Portland Marathon agreed to give Pham a handwritten bib and helped them register without going through the website. But Pham pressed on for more codified inclusion.

Five weeks before race day, Portland Marathon contacted Pham confirming that they had fixed the registration portal. The race now allows runners to sign up in a separate gender division, “non-binary or prefer not to disclose.”

The Portland Marathon did not respond to a request for comment.

In May this year, Calamia became the first person to win the San Francisco Bay to Breakers race in the nonbinary division. They were able to gain that recognition after leading a pressure campaign for the race to let nonbinary people win awards. Previously, the race let them register, but no chance to place.

“I think it goes to show that nonbinary people are so often erased and dismissed,” he said. Being told that they could compete, but still wouldn’t be able to win, struck him as an apt summary of how society fails to take nonbinary people seriously.

Last month, Calamia became the first winner of the San Francisco Marathon’s newly created nonbinary division. Forty-two other runners joined the division — which the organization announced eight weeks prior to race day.

“It’s amazing to be a part of the category,” they said. “It’s a huge improvement from having none at all.”

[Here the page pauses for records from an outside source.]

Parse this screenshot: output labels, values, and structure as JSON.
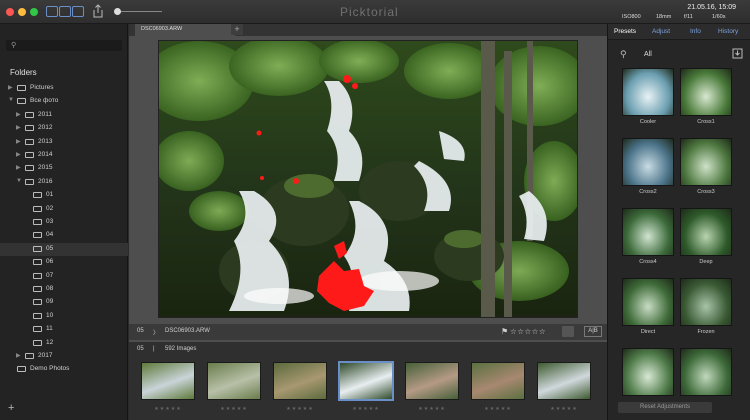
{
  "app": {
    "title": "Picktorial"
  },
  "exif": {
    "iso": "ISO800",
    "focal": "18mm",
    "aperture": "f/11",
    "shutter": "1/60s",
    "datetime": "21.05.16, 15:09"
  },
  "sidebar": {
    "folders_heading": "Folders",
    "tree": [
      {
        "label": "Pictures",
        "indent": 1,
        "arrow": "▶"
      },
      {
        "label": "Все фото",
        "indent": 1,
        "arrow": "▼"
      },
      {
        "label": "2011",
        "indent": 2,
        "arrow": "▶"
      },
      {
        "label": "2012",
        "indent": 2,
        "arrow": "▶"
      },
      {
        "label": "2013",
        "indent": 2,
        "arrow": "▶"
      },
      {
        "label": "2014",
        "indent": 2,
        "arrow": "▶"
      },
      {
        "label": "2015",
        "indent": 2,
        "arrow": "▶"
      },
      {
        "label": "2016",
        "indent": 2,
        "arrow": "▼"
      },
      {
        "label": "01",
        "indent": 3,
        "arrow": ""
      },
      {
        "label": "02",
        "indent": 3,
        "arrow": ""
      },
      {
        "label": "03",
        "indent": 3,
        "arrow": ""
      },
      {
        "label": "04",
        "indent": 3,
        "arrow": ""
      },
      {
        "label": "05",
        "indent": 3,
        "arrow": "",
        "selected": true
      },
      {
        "label": "06",
        "indent": 3,
        "arrow": ""
      },
      {
        "label": "07",
        "indent": 3,
        "arrow": ""
      },
      {
        "label": "08",
        "indent": 3,
        "arrow": ""
      },
      {
        "label": "09",
        "indent": 3,
        "arrow": ""
      },
      {
        "label": "10",
        "indent": 3,
        "arrow": ""
      },
      {
        "label": "11",
        "indent": 3,
        "arrow": ""
      },
      {
        "label": "12",
        "indent": 3,
        "arrow": ""
      },
      {
        "label": "2017",
        "indent": 2,
        "arrow": "▶"
      },
      {
        "label": "Demo Photos",
        "indent": 1,
        "arrow": ""
      }
    ],
    "add_label": "+"
  },
  "viewer": {
    "tab_label": "DSC06903.ARW",
    "tab_add": "+",
    "folder_num": "05",
    "breadcrumb_sep": "〉",
    "filename": "DSC06903.ARW",
    "rating": "☆☆☆☆☆",
    "ab_label": "A|B"
  },
  "filmstrip": {
    "folder": "05",
    "sep": "|",
    "count": "592 Images",
    "thumbs": [
      {
        "stars": "★★★★★"
      },
      {
        "stars": "★★★★★"
      },
      {
        "stars": "★★★★★"
      },
      {
        "stars": "★★★★★",
        "selected": true
      },
      {
        "stars": "★★★★★"
      },
      {
        "stars": "★★★★★"
      },
      {
        "stars": "★★★★★"
      }
    ]
  },
  "right": {
    "tabs": [
      "Presets",
      "Adjust",
      "Info",
      "History"
    ],
    "active_tab": "Presets",
    "preset_filter": "All",
    "presets": [
      "Cooler",
      "Cross1",
      "Cross2",
      "Cross3",
      "Cross4",
      "Deep",
      "Direct",
      "Frozen",
      "",
      ""
    ],
    "reset_label": "Reset Adjustments"
  },
  "colors": {
    "accent": "#6a8ec8",
    "clipping": "#ff1a1a"
  }
}
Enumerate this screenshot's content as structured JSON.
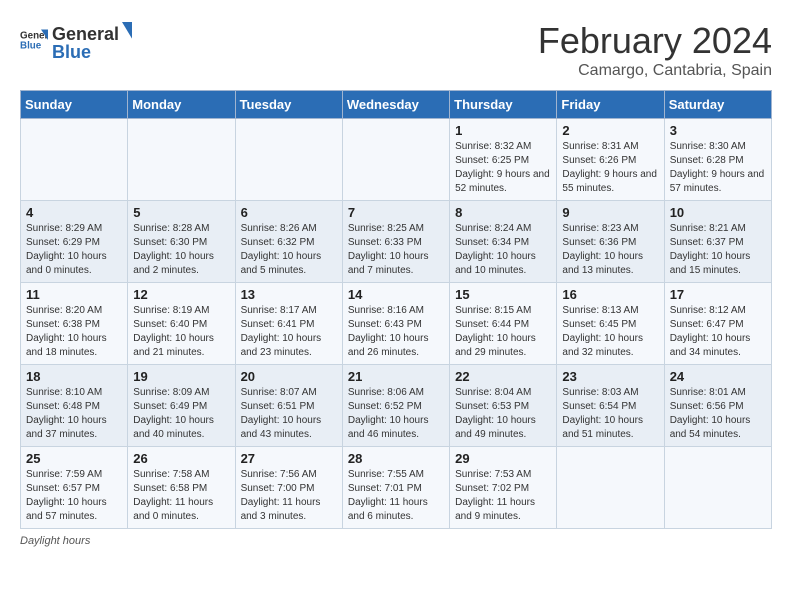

While the race organizers made an effort to follow Fedorowski’s guide to nonbinary inclusion, Calamia said, there were still significant gaps — like the race expo not having gender neutral bathrooms and their bib categorizing them as “not specified” instead of nonbinary.

The San Francisco Marathon is working to place all-gender restroom signs at next year’s expo, a spokesperson said in an emailed statement, and there wasn’t time for nonbinary division bibs to be reprinted before the race started. The marathon plans to send a survey out to nonbinary division runners for feedback in the coming weeks, spokesperson Shoshanna Howard said.

For Calamia, the California races were part of a return to competition. Before the conversation around nonbinary race participation started to shift, Calamia had stopped registering for marathons for about three years. Being able to compete fully as a nonbinary person means they can have a good relationship with running again.

Pham also spoke about how running is deeply entwined with their trans identity, since they invested in it at the beginning of their transition. It’s a grounding experience that creates a space for them to feel strong even during a day when dysphoria eats at them at all other hours.

“Everything else falls away,” they said. “While I’m running, I’m kind to myself and I found that was a space I was able to love myself in. So as I continued into my transition, it became so much a part of how I healed and how I found myself.”